I am an avid yoga student. I find it’s a great practice for my physical and mental well-being. The particular studio I attend has a tradition where the instructor begins the class by offering the students an intention for the hour of practice. On a recent evening, the teacher began the class by offering the intention of trust. At the conclusion of class, the instructor spoke about why she chose that particular intention. She explained that she is in the third month of a new job (she teaches yoga in the evenings on the side), and that she is working with an incredibly talented group of colleagues – so talented that she often questions her own intelligence and ability. Trusting herself, she shared, allows her to feel that she’s “good enough.”

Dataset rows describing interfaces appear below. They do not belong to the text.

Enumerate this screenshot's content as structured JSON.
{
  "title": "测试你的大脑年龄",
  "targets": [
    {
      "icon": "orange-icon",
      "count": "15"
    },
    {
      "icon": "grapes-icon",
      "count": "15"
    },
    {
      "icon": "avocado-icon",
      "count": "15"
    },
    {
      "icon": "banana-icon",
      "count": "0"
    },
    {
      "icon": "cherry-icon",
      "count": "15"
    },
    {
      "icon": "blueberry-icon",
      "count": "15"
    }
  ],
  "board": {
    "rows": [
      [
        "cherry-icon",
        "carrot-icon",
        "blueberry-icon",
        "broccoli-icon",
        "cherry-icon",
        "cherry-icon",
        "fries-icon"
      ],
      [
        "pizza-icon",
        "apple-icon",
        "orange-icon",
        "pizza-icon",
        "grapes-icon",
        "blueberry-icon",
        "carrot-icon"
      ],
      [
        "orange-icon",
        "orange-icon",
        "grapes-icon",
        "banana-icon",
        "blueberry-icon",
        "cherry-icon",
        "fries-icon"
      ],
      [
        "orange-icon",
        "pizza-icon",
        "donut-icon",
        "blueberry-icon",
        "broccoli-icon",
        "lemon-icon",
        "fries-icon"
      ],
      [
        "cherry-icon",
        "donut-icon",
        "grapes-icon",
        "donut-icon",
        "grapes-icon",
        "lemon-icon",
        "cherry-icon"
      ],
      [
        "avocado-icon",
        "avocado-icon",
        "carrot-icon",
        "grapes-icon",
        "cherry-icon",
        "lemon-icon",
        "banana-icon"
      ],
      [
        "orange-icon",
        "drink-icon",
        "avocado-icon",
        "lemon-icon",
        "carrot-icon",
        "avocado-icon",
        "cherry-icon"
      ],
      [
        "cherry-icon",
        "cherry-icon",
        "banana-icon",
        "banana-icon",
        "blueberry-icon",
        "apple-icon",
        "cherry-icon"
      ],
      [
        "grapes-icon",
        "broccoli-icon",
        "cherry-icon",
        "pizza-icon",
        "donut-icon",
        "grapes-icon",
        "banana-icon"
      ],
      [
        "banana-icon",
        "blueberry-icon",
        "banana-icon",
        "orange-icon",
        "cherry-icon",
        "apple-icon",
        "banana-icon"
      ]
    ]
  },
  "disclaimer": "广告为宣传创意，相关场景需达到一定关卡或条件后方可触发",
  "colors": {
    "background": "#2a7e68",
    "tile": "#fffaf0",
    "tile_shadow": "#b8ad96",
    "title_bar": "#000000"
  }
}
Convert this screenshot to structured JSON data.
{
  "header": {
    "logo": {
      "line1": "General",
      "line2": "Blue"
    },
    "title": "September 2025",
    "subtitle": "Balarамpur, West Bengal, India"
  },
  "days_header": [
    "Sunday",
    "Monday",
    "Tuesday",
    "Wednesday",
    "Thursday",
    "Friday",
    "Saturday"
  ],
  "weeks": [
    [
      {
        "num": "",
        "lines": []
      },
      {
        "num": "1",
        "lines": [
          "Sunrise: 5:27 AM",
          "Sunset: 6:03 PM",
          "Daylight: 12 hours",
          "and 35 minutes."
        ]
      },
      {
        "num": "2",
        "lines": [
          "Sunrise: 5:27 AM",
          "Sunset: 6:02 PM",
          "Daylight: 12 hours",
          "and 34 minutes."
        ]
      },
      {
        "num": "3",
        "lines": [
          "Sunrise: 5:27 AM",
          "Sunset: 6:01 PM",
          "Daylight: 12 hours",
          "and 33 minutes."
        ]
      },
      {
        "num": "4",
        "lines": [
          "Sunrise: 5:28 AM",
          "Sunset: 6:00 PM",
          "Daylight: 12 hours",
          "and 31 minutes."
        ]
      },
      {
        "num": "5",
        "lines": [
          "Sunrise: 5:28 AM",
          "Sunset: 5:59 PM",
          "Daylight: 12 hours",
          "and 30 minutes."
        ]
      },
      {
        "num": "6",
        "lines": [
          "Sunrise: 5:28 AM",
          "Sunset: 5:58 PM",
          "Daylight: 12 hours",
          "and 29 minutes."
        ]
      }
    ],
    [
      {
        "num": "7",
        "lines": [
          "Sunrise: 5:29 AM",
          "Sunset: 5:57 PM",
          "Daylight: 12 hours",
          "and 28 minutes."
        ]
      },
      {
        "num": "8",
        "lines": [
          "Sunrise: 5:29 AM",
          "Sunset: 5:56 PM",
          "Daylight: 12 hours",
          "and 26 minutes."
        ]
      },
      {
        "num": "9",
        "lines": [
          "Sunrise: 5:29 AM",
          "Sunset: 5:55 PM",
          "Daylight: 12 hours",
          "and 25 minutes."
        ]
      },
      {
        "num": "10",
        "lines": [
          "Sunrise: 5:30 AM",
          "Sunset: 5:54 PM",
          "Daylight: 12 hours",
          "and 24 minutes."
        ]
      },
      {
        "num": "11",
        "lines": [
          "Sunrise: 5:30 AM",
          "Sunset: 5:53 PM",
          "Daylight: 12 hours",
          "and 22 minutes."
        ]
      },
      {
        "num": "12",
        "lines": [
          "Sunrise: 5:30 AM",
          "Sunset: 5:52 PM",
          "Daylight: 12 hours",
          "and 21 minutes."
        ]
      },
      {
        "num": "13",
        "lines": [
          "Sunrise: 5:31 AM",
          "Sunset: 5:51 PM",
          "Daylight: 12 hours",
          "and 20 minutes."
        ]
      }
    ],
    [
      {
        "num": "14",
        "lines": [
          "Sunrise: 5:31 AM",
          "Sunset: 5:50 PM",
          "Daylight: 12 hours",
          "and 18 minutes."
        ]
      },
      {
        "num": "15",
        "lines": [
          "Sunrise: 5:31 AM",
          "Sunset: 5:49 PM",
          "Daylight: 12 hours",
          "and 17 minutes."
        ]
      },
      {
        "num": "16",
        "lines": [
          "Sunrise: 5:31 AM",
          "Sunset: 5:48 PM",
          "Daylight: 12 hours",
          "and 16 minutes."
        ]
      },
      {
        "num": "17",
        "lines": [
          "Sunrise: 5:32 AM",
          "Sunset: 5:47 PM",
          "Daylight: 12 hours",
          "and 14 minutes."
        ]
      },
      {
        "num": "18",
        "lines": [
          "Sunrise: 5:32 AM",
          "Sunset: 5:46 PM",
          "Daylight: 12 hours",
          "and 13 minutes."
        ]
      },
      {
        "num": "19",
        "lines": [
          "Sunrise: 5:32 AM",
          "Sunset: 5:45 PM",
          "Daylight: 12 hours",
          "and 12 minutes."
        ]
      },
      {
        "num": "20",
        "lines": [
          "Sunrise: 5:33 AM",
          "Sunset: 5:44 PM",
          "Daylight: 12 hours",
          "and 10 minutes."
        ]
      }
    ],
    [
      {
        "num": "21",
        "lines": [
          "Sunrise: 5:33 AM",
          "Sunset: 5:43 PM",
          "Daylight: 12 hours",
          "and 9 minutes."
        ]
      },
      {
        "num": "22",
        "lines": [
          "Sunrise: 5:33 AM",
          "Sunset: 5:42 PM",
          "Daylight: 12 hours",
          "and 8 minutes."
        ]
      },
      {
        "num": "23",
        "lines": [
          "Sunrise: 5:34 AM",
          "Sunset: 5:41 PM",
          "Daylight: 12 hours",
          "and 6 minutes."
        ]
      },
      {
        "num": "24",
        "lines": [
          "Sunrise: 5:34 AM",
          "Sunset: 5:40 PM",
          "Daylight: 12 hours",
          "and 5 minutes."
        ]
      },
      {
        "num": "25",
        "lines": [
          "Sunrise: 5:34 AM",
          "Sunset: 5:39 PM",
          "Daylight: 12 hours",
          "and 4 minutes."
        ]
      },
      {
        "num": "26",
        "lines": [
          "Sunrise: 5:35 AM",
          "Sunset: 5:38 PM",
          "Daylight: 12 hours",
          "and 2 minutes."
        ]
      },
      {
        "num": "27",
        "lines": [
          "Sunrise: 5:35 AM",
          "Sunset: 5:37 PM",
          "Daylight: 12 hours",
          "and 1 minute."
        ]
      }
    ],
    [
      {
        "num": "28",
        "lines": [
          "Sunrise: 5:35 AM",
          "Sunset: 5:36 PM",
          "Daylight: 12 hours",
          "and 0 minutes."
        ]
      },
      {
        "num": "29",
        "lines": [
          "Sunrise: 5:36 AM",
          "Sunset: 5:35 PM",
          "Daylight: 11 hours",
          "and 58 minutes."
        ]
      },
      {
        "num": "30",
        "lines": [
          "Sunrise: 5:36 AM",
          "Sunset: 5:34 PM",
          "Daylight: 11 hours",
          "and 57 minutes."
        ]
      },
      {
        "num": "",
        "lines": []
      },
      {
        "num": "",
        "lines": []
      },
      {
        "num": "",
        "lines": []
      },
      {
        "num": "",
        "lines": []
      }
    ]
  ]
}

I immediately appreciated and was moved by her vulnerability. The practice of self-acceptance is an incredibly important one. For many, it is a healthy, valuable discipline that allows one to move from a place of self-doubt or even self-loathing to a place of self-compassion and self-assuredness. As class ended, however, I found myself questioning the notion of good enough. “This woman isn’t good enough,” I thought. “She is extraordinary. Why would she be denying herself the gift of that belief?”
I have written quite a bit about the power of self-image or identity. I argue that identity is one of the most powerful drivers of human behavior. Everyone has an identity and can take only those actions consistent with that identity. I believe that an unexamined identity is the most significant constraint on one’s potential. “Good enough” is a much healthier and stronger identity, of course, than “not good enough.” And yet, a “good enough” identity robs the person of so much more. Good enough implies just that. A person who is good enough is sufficient. He or she meets the bar but doesn’t exceed it. A person with a “good enough” identity will take actions and get results in life that are just good enough. So, although this is much better than not good enough, it is far short of the full potential which most people are capable of reaching.
I left class that evening thinking about the nuanced implications of the beliefs we hold about ourselves. The consequences of a negative self-image are clear. Less apparent, however, are the subtle limitations of otherwise well-intended, healthy beliefs about self-sufficiency. Paradoxically, beliefs like “I am sufficient” or “I am good enough” may be the most limiting. Simply put, good enough is not good enough.
Originally published on Triumgroup.com